**EXERCISE**
Go through each line of the entries below and tally those containing the string "Channel"; give only the total.

Records from a collection
++++++++++++++++++++
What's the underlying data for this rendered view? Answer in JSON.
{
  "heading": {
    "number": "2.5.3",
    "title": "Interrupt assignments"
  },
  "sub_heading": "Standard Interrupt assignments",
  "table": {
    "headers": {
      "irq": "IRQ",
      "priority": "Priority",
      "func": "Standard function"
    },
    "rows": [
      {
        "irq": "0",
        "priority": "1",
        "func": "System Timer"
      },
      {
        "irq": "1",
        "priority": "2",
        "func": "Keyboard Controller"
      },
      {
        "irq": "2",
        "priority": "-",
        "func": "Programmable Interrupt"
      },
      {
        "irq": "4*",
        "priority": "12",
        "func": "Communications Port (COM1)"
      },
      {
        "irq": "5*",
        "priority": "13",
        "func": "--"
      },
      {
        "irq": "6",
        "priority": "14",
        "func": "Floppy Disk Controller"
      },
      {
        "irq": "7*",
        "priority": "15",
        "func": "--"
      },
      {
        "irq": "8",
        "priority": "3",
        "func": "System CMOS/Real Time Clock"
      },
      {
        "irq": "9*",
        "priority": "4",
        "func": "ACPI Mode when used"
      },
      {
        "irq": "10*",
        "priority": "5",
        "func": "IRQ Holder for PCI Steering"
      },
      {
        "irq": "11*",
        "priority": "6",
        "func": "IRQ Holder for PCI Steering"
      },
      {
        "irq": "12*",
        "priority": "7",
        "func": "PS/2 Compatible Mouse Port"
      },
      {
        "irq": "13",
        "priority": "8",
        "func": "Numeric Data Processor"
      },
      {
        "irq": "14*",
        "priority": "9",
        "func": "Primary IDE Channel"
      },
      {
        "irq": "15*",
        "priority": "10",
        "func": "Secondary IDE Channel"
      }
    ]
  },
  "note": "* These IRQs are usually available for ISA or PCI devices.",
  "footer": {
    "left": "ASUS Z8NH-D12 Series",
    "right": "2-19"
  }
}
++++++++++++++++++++
**EXERCISE OUTPUT**
2